The obstacles thrown in my path only further complicate matters. Whether it's narrow alleyways or congested traffic, getting around usually resulted in tons of damage to my car. After spending a pretty penny to get my ride rigged with weapons and a new paint job (to throw cops off my trail), it was a pain to have to lose the car once it was rendered inoperable. Here, the option to hop from car to car (on most missions) is welcome and necessary, but it really makes me wonder why they included the option to build up a car at all. The pedestrians walking the streets can also get to be a real nuisance because it was nearly impossible to avoid them. I could swear that some of them deliberately ran under my car to get me in trouble. It didn't matter whether it was a regular citizen or a mob ally that was in my way, if I was in a car, I knew I would run over them eventually. It was too hard to decipher who was a law-abiding citizen and who was a gun-toting hooligan; the 2D graphics and the distant, overhead camera are to blame for this. Running over the pedestrians would mean more heat from the cops and, sometimes, I would run over my own mob guys, which would lead to lost "respect" from within my own gang and this, eventually, would make me public enemy number one.

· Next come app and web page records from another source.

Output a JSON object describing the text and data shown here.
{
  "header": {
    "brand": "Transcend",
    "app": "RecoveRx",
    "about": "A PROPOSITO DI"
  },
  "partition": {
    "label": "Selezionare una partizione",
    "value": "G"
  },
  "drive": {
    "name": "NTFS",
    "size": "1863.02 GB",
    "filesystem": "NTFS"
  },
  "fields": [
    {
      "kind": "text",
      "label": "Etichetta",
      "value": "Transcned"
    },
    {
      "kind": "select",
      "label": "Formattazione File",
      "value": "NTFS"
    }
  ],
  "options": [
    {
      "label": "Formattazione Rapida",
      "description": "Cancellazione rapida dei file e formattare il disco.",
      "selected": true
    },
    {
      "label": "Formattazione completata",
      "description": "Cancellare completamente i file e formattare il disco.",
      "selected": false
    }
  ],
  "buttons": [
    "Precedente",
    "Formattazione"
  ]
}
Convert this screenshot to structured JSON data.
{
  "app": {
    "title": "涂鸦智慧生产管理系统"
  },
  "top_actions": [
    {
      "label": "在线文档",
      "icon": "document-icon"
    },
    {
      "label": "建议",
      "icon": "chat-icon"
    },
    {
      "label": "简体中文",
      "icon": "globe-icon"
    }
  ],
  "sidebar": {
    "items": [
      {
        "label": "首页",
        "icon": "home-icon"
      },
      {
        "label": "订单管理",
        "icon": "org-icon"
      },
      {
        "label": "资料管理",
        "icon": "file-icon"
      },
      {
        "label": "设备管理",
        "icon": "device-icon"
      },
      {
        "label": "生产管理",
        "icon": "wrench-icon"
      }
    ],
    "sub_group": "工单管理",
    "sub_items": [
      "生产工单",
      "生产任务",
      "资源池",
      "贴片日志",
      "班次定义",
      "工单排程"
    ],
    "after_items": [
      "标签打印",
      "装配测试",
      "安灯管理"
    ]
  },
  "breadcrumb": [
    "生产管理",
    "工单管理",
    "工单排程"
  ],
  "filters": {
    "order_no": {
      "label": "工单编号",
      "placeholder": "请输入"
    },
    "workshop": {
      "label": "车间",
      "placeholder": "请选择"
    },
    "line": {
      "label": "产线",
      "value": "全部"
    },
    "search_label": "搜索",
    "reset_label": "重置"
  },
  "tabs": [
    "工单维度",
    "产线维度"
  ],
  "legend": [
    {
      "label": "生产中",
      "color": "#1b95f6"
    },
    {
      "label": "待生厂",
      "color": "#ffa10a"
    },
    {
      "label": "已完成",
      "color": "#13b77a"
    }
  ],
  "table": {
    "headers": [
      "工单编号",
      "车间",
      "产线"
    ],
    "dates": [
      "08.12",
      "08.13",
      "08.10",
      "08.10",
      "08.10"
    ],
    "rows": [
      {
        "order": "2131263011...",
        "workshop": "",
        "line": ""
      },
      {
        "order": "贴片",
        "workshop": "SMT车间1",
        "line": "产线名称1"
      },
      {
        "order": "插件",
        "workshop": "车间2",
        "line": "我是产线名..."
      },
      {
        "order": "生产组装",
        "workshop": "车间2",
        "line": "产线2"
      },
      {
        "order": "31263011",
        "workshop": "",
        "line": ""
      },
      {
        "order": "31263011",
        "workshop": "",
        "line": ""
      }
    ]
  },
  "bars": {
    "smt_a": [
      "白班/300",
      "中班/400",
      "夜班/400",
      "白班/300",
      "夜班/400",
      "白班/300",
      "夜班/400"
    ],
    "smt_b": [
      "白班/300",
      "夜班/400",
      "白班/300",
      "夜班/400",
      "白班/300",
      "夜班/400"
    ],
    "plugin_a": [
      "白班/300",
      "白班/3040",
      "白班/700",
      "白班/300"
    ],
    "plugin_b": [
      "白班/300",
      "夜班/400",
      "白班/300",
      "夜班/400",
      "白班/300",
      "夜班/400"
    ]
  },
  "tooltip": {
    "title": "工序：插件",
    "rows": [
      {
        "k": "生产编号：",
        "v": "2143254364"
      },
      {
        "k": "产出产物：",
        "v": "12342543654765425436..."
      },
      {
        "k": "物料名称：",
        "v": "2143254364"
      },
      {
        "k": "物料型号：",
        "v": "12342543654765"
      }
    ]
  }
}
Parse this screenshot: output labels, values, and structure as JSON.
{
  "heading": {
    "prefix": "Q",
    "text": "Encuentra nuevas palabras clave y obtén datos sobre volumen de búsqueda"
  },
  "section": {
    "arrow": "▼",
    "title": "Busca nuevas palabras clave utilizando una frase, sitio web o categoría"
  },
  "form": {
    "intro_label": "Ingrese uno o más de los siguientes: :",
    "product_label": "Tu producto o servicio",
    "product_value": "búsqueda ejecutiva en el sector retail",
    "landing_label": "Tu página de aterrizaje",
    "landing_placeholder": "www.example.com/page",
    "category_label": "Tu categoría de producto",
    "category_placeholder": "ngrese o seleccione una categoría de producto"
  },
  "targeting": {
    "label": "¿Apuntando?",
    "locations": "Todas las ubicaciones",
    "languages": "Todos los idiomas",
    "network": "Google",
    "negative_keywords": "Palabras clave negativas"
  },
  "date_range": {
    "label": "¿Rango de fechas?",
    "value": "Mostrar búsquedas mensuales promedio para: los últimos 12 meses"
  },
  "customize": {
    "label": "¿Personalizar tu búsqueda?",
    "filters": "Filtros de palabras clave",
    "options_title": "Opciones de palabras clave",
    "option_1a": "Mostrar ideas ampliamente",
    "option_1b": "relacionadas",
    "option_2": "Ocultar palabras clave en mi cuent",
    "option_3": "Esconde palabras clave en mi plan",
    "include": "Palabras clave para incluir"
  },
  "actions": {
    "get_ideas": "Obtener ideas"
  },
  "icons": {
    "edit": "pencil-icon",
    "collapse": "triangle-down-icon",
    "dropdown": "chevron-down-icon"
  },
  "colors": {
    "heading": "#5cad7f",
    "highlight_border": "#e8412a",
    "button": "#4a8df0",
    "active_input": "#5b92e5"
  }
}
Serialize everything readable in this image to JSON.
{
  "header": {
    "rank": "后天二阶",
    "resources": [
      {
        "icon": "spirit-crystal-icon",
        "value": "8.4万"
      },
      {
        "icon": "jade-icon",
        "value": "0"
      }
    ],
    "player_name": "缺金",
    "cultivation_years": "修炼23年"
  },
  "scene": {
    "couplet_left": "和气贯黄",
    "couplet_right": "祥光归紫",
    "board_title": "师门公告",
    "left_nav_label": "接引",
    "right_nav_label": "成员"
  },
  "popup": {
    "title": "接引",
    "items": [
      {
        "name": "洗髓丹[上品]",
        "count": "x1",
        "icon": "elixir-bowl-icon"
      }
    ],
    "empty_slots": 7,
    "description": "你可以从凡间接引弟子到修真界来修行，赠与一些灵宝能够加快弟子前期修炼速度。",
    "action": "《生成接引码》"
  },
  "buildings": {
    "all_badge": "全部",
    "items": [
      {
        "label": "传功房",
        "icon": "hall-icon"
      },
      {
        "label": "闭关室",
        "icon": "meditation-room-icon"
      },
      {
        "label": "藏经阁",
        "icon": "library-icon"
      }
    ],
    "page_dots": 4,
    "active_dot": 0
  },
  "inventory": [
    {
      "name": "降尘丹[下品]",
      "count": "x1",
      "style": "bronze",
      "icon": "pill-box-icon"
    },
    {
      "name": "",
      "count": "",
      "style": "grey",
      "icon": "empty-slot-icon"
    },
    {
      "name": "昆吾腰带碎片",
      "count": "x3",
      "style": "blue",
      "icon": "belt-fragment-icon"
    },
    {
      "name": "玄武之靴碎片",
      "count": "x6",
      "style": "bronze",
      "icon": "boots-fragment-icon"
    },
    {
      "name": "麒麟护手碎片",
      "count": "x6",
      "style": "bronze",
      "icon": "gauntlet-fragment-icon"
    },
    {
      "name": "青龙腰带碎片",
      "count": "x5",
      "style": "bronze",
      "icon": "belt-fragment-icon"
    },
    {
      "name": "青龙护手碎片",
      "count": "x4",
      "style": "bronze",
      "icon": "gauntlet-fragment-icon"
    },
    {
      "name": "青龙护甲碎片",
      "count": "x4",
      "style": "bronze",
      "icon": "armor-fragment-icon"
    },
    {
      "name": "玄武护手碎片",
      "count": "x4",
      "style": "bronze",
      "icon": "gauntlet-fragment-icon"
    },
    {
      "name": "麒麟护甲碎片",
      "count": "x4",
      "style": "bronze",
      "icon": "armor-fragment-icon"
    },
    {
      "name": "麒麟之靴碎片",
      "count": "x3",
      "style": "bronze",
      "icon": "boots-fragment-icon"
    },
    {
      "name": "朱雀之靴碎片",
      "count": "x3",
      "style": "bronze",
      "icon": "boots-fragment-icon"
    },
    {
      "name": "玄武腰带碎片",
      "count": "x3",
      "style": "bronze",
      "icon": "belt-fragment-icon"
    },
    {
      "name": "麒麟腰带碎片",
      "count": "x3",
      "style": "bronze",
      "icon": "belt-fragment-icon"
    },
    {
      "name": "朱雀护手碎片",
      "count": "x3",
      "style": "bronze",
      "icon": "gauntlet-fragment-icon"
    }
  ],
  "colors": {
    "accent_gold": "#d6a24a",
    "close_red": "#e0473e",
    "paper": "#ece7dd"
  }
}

The final insult is the amount of walking that is expected of me. Driving with any control scheme in GTA2 is challenging, but walking is downright impossible. The most natural thing for me to do during an adventure part of the game was to reach for the D-pad or analog stick, but it seems DMA was not concerned with doing things the easy way. Exploration was rewarded by bonus points, bonus weapons, and bonus vehicles to get into more trouble with. But the best excuse for this was the bonus missions, called Killing Frenzies, that DMA included to help me kill time. For example, in one Killing Frenzy, I had to kill a certain amount of citizens in a certain amount of time. It sounded 'fun,' but running while aiming and firing a gun and, at the same time, negotiating turns was always a struggle. I rarely ever completed those Frenzies in time and was left wondering what was their point. The lack of a map to find my way compounded with an overhead view that does its best to be counterproductive to exploration resigned me to give up on GTA2 and take early retirement from my life of crime.

One look at recent game releases tells the story of our obsession with thugs and criminals. It's been that way with movies for the longest time, just look at Robert DeNiros' Ronin and Mel Gibson's Payback. DMA Design arrived on the scene just as older gamers (and, to be honest, immature teens) were begging for something different. No game developer has done it like DMA, who are, arguably, the originators of this genre, but with GTA2 they seemed to have taken a few steps backward. I don't know what happened between then and now, but it feels like GTA2 was done by another company. The quality is substandard and the only thing that it reminiscent of the original is the premise. When it comes down to it, stripping away the gameplay, all GTA2 brings to the table is foul language, gratuitous violence, and aging 2D graphics. Once my bloodlust was quenched, GTA became a monotonous and painfully shallow game. Rating: 4.0 out of 10

Notify of

Inline Feedbacks
View all comments